Brookfield, a publicly traded real estate firm, had planned to power-wash the New York plaza section by section over 12 hours and allow the protesters back — but without much of the equipment they needed to sleep and camp there. The company called the conditions at the park unsanitary and unsafe.
The company's rules, which haven't been enforced, have been this all along: no tarps, no sleeping bags, no storing personal property on the ground. The park is privately owned but is required to be open to the public 24 hours per day.
The New York Police Department had said it would make arrests if Brookfield requested it and if laws were broken. But the deputy mayor's statement indicated that "for the time being" Brookfield was withdrawing its request for police assistance in cleaning the park.
The company believes it can work out an arrangement with the protesters that "will ensure the park remains clean, safe, available for public use," the statement said.
A confrontation between police and protesters, who had vowed to stay put through civil disobedience, had been feared. Many protesters had said the only way they would leave was by force, and organizers sent out a mass email Thursday asking supporters to "defend the occupation from eviction."
A few blocks south of the park Friday morning, about two dozen demonstrators screamed "Pigs!" and hurled other insults and obscenities at a dozen officers in riot gear, who showed no visible reaction. The officers then left the area, trailed by protesters with cameras.
A spokesman for Mayor Michael Bloomberg, whose girlfriend is a member of Brookfield's board of directors, had confirmed Thursday that Brookfield had requested the city's assistance in maintaining the park.
"We will continue to defend and guarantee their free speech rights, but those rights do not include the ability to infringe on the rights of others," Bloomberg spokesman Marc La Vorgna said, "which is why the rules governing the park will be enforced."
Protesters have had some run-ins with police, but mass arrests on the Brooklyn Bridge and an incident in which some protesters were pepper-sprayed seemed to energize their movement.
Even before the protesters learned they were allowed to stay Friday, they were busy cleaning.
After the announcement filtered through the crowd, some scrubbed the park's marble and pavement with brooms and soapy water and picked up trash as others unfurled tarps on the rain-dampened concrete and ate potluck breakfast off paper plates. One man practiced his yoga sun salutation despite the dark clouds.

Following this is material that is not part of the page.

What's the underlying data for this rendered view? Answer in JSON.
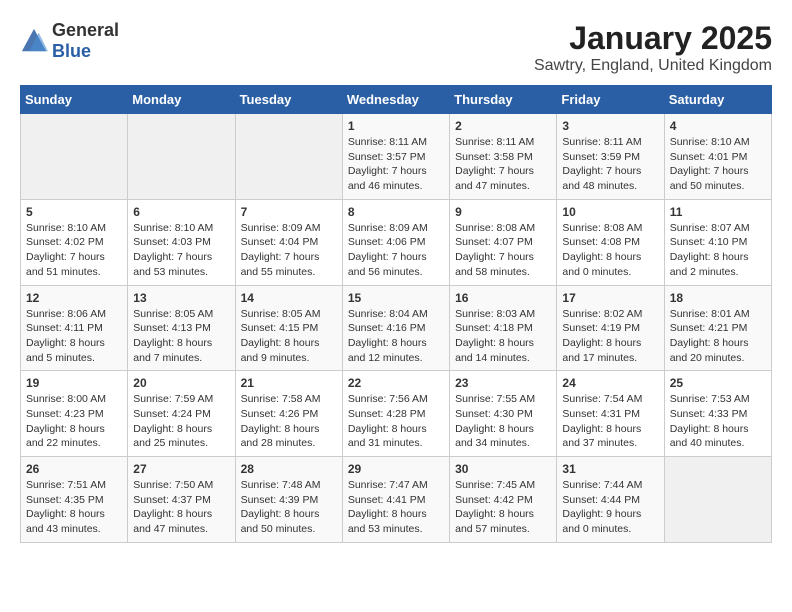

Liane Nikitovich, 44, fitness instructor, said she was buoyed by the news but also concerned that it was a postponement — not a cancellation.
"It's really a victory for freedom of speech and for democracy," Nikitovich said. "This is one moment. It shows that our support is growing worldwide."
The protesters are pleased that the city and Brookfield "saw fit to allow the protest and dialogue to continue," said Doug Forand, a spokesman for 99 New York, a coalition of community groups that support the protest.
The demand that protesters clear out had set up a potential turning point in a movement that began Sept. 17 with a small group of activists and has swelled to include several thousand people at times, from many walks of life. Occupy Wall Street has inspired similar demonstrations across the country and become an issue in the Republican presidential primary race.
The protesters' demands are wide-ranging, but they are united in blaming Wall Street and corporate interests for the economic pain they say all but the wealthiest Americans have endured since the financial meltdown.
Attorneys from the New York City chapter of the National Lawyers Guild — who are representing an Occupy Wall Street sanitation working group — wrote a letter to Brookfield saying the company's request to get police to help implement its cleanup plan threatened "fundamental constitutional rights."
The nationwide movement also includes groups called Occupy Boston, Occupy Cincinnati, Occupy Houston, Occupy Los Angeles, Occupy Philadelphia, Occupy Providence and Occupy Salt Lake.
Several protests are planned this weekend across the U.S. and Canada, and European activists are also organizing.